[Source records]
= = =
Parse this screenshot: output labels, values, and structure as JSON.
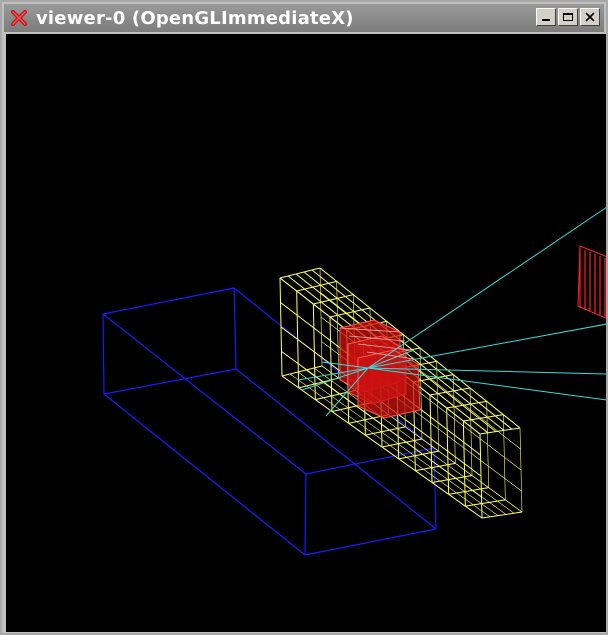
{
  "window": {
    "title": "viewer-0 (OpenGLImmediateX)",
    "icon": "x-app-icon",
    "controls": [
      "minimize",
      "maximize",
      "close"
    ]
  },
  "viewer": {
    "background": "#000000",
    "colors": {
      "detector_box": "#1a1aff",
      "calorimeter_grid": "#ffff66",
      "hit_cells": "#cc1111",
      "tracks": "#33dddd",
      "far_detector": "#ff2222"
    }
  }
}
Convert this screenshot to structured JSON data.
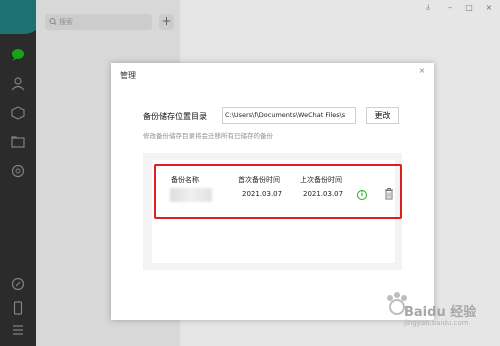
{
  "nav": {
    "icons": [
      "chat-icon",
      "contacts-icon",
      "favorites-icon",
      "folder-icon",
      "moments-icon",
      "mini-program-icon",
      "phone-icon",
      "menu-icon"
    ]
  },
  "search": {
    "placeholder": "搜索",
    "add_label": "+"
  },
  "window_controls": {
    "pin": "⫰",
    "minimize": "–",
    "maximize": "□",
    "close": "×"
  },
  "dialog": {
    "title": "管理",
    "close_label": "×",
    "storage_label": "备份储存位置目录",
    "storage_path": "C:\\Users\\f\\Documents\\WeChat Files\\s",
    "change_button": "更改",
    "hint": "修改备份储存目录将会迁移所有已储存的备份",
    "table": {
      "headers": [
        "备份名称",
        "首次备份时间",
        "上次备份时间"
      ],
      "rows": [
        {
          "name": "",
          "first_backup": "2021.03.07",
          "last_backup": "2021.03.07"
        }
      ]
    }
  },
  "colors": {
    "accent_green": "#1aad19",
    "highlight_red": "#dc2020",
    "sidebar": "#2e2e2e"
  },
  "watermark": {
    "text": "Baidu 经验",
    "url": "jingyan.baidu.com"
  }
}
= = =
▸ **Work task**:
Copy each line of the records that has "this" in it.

▸ **Final answer**:
Parse this screenshot: output labels, values, and structure as JSON.
Convert this screenshot to structured JSON data.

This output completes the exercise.